EXERCISE BRIEF: For the listing below, how many lines contain the word "explorer"? Answer with only that figure.

MATERIAL PROVIDED:
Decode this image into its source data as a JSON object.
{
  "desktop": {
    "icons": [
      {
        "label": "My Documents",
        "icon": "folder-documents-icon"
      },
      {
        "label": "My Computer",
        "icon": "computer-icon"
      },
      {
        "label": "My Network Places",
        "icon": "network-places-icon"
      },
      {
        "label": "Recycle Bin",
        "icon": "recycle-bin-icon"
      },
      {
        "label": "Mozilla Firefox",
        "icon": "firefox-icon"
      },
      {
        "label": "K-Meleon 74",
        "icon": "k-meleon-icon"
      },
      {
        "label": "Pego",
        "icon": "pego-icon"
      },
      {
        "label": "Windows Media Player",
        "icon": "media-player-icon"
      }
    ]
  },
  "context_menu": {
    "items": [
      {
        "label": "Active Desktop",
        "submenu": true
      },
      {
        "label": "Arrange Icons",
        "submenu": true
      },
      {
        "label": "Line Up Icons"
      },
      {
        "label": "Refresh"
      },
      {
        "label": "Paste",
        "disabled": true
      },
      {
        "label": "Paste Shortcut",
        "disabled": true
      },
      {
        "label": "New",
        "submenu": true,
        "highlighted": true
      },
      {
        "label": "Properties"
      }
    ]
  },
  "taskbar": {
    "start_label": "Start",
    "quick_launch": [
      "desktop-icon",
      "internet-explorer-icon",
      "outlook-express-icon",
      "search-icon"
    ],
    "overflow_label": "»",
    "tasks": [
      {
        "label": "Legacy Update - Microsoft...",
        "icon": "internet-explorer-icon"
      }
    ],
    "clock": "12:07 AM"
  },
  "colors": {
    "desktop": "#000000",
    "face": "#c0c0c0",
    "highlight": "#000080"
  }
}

REPLY TO THE EXERCISE: 2